**WORK REQUEST**
The response must be made up of the lines in the entries below that contain "Temperatura".

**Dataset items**
☆ ☆ ☆ ☆

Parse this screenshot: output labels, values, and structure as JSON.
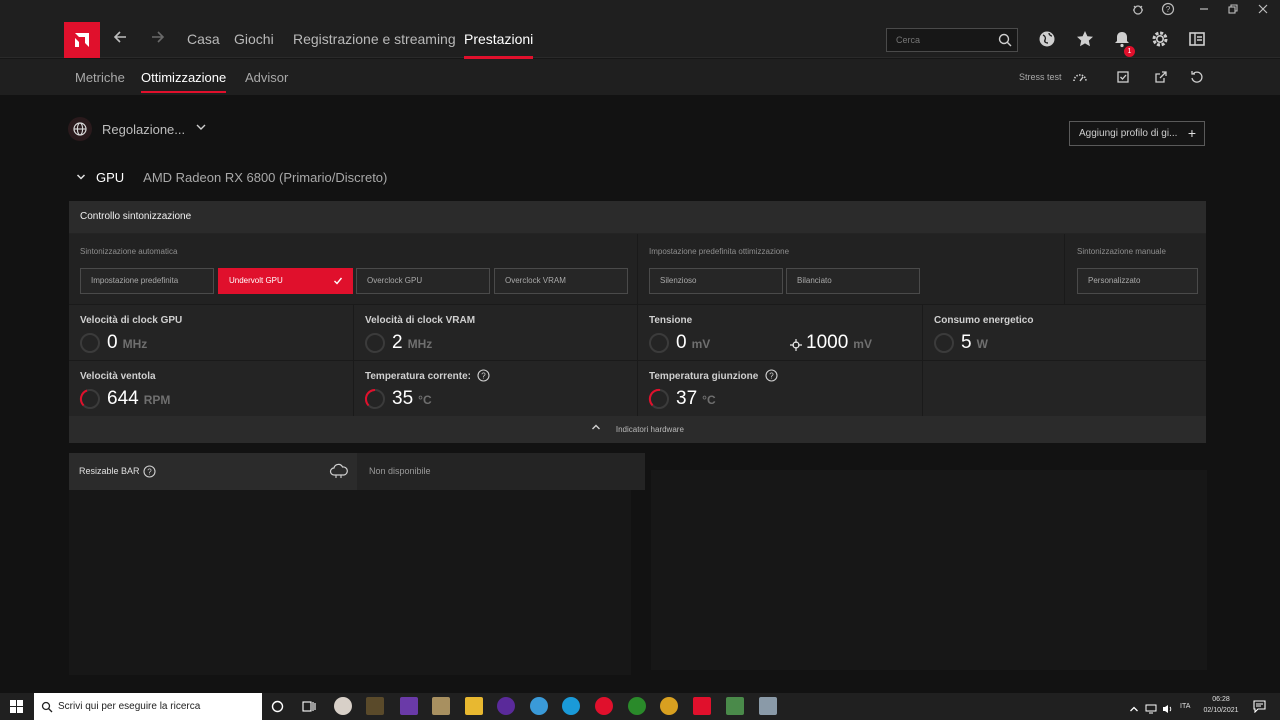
{
  "nav": {
    "items": [
      "Casa",
      "Giochi",
      "Registrazione e streaming",
      "Prestazioni"
    ],
    "search_placeholder": "Cerca",
    "notification_count": "1"
  },
  "subnav": {
    "tabs": [
      "Metriche",
      "Ottimizzazione",
      "Advisor"
    ],
    "stress_test": "Stress test"
  },
  "profile": {
    "label": "Regolazione...",
    "add_profile": "Aggiungi profilo di gi..."
  },
  "gpu": {
    "label": "GPU",
    "name": "AMD Radeon RX 6800 (Primario/Discreto)"
  },
  "tuning": {
    "title": "Controllo sintonizzazione",
    "auto": {
      "title": "Sintonizzazione automatica",
      "options": [
        "Impostazione predefinita",
        "Undervolt GPU",
        "Overclock GPU",
        "Overclock VRAM"
      ]
    },
    "preset": {
      "title": "Impostazione predefinita ottimizzazione",
      "options": [
        "Silenzioso",
        "Bilanciato"
      ]
    },
    "manual": {
      "title": "Sintonizzazione manuale",
      "options": [
        "Personalizzato"
      ]
    }
  },
  "metrics": {
    "gpu_clock": {
      "title": "Velocità di clock GPU",
      "value": "0",
      "unit": "MHz"
    },
    "vram_clock": {
      "title": "Velocità di clock VRAM",
      "value": "2",
      "unit": "MHz"
    },
    "voltage": {
      "title": "Tensione",
      "value": "0",
      "unit": "mV",
      "target": "1000",
      "target_unit": "mV"
    },
    "power": {
      "title": "Consumo energetico",
      "value": "5",
      "unit": "W"
    },
    "fan": {
      "title": "Velocità ventola",
      "value": "644",
      "unit": "RPM"
    },
    "temp": {
      "title": "Temperatura corrente:",
      "value": "35",
      "unit": "°C"
    },
    "junction": {
      "title": "Temperatura giunzione",
      "value": "37",
      "unit": "°C"
    }
  },
  "hardware_indicators": "Indicatori hardware",
  "resizable_bar": {
    "label": "Resizable BAR",
    "value": "Non disponibile"
  },
  "taskbar": {
    "search_placeholder": "Scrivi qui per eseguire la ricerca",
    "lang": "ITA",
    "time": "06:28",
    "date": "02/10/2021"
  },
  "colors": {
    "accent": "#e0102c",
    "background": "#121212",
    "panel": "#242424"
  }
}
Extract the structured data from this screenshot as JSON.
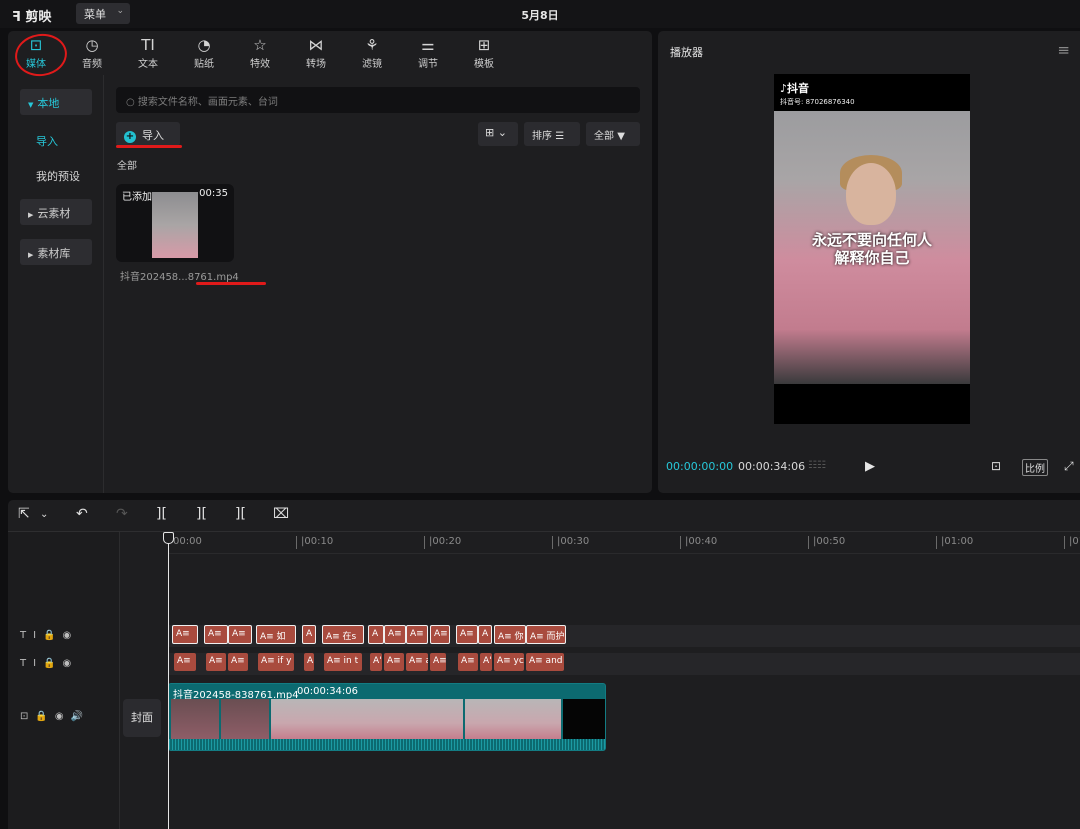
{
  "app": {
    "name": "剪映",
    "menu_label": "菜单",
    "date": "5月8日"
  },
  "tabs": [
    {
      "label": "媒体",
      "icon": "media-icon"
    },
    {
      "label": "音频",
      "icon": "audio-icon"
    },
    {
      "label": "文本",
      "icon": "text-icon"
    },
    {
      "label": "贴纸",
      "icon": "sticker-icon"
    },
    {
      "label": "特效",
      "icon": "effects-icon"
    },
    {
      "label": "转场",
      "icon": "transition-icon"
    },
    {
      "label": "滤镜",
      "icon": "filter-icon"
    },
    {
      "label": "调节",
      "icon": "adjust-icon"
    },
    {
      "label": "模板",
      "icon": "template-icon"
    }
  ],
  "sidebar": {
    "local": "本地",
    "import": "导入",
    "presets": "我的预设",
    "cloud": "云素材",
    "library": "素材库"
  },
  "media": {
    "search_placeholder": "搜索文件名称、画面元素、台词",
    "import_label": "导入",
    "sort_label": "排序",
    "all_filter_label": "全部",
    "section_label": "全部",
    "item": {
      "added_badge": "已添加",
      "duration": "00:35",
      "filename": "抖音202458...8761.mp4"
    }
  },
  "player": {
    "title": "播放器",
    "brand": "抖音",
    "account_id": "抖音号: 87026876340",
    "caption_line1": "永远不要向任何人",
    "caption_line2": "解释你自己",
    "current_time": "00:00:00:00",
    "total_time": "00:00:34:06",
    "ratio_label": "比例"
  },
  "timeline": {
    "ruler": [
      "00:00",
      "|00:10",
      "|00:20",
      "|00:30",
      "|00:40",
      "|00:50",
      "|01:00",
      "|01:"
    ],
    "cover_label": "封面",
    "video_clip": {
      "name": "抖音202458-838761.mp4",
      "duration": "00:00:34:06"
    },
    "text_track_1": [
      "A≡",
      "A≡",
      "A≡",
      "A≡ 如",
      "A",
      "A≡ 在s",
      "A",
      "A≡",
      "A≡",
      "A≡",
      "A≡",
      "A",
      "A≡ 你",
      "A≡ 而护"
    ],
    "text_track_2": [
      "A≡",
      "A≡",
      "A≡",
      "A≡ if y",
      "A",
      "A≡ in t",
      "A'",
      "A≡",
      "A≡ a",
      "A≡",
      "A≡",
      "A'",
      "A≡ yc",
      "A≡ and"
    ]
  },
  "colors": {
    "accent": "#27c7d8",
    "annotation_red": "#e01a1a",
    "text_clip": "#a94b3e",
    "video_clip": "#0c6a70"
  }
}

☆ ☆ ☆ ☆

**OUTPUT FOR THIS TASK**
      "title": "Temperatura corrente:",
      "title": "Temperatura giunzione",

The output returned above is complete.